There were also major changes in technology that led to the sexual revolution. The invention of the contraceptive pill in 1960 meant that women could control their own fertility for the first time. This had a huge impact on sexual behavior, as it made premarital sex and extramarital sex much more accessible. The development of new technologies like home pregnancy tests and abortion procedures also made it easier for women to control their own reproductive choices.

The sexual revolution of the 1960s was a time of great social change. It brought about new attitudes towards sex, sexuality, and gender roles. It also had a major impact on technological developments that continue to shape our world today.

The economic changes during the sexual revolution of the 1960s.

The technological changes during the sexual revolution of the 1960s were led by the contraceptive pill and the legalization of abortion. These two medical advances gave women more control over their bodies and their reproduction, which led to a decline in traditional values about sex and sexuality.

The contraceptive pill was first approved for use in the United States in 1960, and it quickly became popular among young women. The pill allowed women to have sex without fear of becoming pregnant, and it made it easier for them to control their fertility. The pill was a major factor in the decline of marriage and childbearing during the sexual revolution.

The legality of abortion also changed during the sexual revolution. In 1973, the Supreme Court issued its decision in Roe v. Wade, which recognized a woman’s right to terminate her pregnancy. This ruling made abortion legal throughout the United States, and it gave women another way to control their reproduction.

The technological changes of the sexual revolution had a major impact on American culture. They led to a decline in traditional values about sex and sexuality, and they helped to break down barriers between men and women.

The cultural changes during the sexual revolution of the 1960s.

The cultural changes during the sexual revolution of the 1960s were many and varied, but the technology that played the biggest role was probably the Pill. Although it had been around in various forms for a few years, the Pill only became widely available in the early 1960s, and its effects were almost immediate.

Before the Pill, contraception was unreliable at best and often required planning ahead or careful timing. This made spontaneous sex difficult or impossible. The Pill, on the other hand, allowed women to have sex without worrying about pregnancy.
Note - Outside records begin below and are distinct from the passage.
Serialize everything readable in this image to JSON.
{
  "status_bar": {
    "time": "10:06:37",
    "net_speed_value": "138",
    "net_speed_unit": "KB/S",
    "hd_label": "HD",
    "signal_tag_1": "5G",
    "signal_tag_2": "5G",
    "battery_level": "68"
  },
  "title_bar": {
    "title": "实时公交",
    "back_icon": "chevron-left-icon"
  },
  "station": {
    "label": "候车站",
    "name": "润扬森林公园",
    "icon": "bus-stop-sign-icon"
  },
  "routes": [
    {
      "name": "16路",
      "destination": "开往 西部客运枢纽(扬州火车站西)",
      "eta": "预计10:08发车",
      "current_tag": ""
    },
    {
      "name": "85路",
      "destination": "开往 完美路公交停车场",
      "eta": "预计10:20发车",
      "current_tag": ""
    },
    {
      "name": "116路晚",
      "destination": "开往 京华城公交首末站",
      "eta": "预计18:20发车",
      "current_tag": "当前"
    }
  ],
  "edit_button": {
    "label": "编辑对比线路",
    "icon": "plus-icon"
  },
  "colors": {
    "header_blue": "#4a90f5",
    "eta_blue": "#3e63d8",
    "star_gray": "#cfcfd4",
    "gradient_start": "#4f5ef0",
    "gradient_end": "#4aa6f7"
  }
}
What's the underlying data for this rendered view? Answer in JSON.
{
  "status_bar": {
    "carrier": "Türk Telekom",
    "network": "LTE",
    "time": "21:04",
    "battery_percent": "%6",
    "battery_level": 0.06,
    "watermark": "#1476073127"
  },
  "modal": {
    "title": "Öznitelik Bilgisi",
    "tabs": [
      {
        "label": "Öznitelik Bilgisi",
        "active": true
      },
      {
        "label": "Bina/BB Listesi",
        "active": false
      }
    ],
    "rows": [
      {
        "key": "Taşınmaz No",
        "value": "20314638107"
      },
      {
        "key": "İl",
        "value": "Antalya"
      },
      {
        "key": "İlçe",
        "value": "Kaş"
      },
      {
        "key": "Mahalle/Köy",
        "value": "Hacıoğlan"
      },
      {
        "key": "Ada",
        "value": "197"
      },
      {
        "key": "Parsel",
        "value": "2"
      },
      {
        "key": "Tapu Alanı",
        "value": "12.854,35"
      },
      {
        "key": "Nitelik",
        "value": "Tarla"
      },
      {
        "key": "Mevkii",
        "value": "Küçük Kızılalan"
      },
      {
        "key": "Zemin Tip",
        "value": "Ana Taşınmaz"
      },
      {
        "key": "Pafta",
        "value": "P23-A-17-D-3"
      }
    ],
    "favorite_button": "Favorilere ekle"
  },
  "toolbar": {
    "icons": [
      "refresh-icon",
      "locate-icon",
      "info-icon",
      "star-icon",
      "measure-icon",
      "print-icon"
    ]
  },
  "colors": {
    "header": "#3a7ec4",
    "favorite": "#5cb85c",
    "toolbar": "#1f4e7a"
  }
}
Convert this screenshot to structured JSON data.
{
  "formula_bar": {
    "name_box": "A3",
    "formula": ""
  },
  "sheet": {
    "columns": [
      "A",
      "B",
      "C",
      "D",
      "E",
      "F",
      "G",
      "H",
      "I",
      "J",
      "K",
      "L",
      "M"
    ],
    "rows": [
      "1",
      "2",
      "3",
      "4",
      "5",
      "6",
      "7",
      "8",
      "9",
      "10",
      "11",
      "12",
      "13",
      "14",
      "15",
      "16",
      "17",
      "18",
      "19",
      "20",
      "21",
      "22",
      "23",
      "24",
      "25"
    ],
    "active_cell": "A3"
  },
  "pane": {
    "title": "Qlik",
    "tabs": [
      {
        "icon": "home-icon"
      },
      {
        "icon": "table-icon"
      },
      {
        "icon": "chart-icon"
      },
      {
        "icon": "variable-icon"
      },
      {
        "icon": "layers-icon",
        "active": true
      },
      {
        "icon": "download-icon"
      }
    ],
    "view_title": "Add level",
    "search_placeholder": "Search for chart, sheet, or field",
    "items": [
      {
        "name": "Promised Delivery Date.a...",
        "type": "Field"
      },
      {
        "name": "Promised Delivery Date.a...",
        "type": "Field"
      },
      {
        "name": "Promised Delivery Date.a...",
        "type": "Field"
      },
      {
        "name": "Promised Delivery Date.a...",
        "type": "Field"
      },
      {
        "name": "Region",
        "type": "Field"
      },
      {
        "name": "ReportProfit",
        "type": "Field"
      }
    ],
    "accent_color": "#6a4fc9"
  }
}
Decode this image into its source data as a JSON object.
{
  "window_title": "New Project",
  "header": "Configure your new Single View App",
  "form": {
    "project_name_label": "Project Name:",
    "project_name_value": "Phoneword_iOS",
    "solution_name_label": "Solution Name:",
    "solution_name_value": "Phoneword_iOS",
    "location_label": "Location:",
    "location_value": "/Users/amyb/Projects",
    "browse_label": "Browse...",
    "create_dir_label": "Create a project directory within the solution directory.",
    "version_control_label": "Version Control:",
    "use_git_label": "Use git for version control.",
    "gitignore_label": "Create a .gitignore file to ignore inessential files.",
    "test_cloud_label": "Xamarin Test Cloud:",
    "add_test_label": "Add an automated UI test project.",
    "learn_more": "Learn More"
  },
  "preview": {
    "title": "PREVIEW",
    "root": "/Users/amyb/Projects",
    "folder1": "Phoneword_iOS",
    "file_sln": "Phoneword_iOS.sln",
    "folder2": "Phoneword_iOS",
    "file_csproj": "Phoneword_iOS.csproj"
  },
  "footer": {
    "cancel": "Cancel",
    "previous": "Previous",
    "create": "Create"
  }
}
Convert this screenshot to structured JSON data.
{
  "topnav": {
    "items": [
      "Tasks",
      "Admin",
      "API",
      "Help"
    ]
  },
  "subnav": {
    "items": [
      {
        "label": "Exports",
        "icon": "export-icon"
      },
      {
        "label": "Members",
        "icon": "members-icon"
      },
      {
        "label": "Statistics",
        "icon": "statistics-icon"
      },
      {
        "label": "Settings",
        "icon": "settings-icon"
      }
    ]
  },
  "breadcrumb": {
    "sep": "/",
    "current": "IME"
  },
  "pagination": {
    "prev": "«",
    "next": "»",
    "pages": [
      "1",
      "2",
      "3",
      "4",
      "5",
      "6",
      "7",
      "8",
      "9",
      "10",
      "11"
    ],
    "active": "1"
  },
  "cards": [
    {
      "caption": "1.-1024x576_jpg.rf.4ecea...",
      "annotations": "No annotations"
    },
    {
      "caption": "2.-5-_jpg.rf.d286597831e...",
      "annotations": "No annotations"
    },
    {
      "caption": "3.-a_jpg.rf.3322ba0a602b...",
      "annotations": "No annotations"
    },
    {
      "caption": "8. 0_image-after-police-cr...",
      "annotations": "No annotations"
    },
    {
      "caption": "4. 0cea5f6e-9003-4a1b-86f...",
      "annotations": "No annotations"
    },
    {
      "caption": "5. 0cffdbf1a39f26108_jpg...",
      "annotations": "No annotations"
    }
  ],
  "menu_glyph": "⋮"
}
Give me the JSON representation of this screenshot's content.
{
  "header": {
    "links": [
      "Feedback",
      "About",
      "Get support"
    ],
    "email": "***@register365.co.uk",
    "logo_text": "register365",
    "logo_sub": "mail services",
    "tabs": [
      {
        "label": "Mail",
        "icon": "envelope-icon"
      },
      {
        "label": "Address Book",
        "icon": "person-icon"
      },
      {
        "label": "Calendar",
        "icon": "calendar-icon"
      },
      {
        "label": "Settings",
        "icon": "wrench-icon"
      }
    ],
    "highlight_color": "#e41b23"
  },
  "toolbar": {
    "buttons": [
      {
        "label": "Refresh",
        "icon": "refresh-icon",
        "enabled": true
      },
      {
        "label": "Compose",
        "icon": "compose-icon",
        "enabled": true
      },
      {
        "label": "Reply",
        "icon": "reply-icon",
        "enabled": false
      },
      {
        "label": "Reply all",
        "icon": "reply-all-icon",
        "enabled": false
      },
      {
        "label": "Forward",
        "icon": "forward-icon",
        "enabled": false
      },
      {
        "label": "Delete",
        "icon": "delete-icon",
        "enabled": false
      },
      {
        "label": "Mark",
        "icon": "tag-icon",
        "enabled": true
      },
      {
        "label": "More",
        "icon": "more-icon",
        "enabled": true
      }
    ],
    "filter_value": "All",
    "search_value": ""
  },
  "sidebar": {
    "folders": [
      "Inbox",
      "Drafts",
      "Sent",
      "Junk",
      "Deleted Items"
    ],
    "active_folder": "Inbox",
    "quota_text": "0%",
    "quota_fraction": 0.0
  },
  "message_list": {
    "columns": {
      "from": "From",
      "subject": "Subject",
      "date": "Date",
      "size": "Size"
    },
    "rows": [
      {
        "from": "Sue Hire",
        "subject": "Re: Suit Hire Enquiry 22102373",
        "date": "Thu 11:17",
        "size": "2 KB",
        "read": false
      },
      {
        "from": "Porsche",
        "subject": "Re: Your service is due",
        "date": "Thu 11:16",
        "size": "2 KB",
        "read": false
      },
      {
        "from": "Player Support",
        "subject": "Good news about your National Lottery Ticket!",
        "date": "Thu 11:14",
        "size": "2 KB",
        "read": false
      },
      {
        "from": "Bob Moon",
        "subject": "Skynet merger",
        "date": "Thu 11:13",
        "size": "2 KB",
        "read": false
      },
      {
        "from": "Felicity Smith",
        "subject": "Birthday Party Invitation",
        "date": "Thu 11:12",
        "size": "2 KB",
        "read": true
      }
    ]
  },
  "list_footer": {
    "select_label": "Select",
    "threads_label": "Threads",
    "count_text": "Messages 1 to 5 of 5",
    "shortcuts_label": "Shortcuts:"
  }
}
This made unprotected sex more common and helped to break down many of the taboos that surrounded premarital sex and extramarital sex.

The availability of contraception also meant that couples could have sex without intending to start a family. This led to a decline in marriages and births, as well as an increase in extra-marital affairs and cohabitation outside of marriage. All of these changes helped to create a more permissive attitude towards sex in general.

Of course, the Pill was not the only factor in these changes. The wider availability of abortion also played a role, as did changing social attitudes towards premarital sex, homosexuality, and reproductive rights in general. But without the Pill, it is unlikely that the sexual revolution would have been as widespread or as effective as it was.

Scroll to Top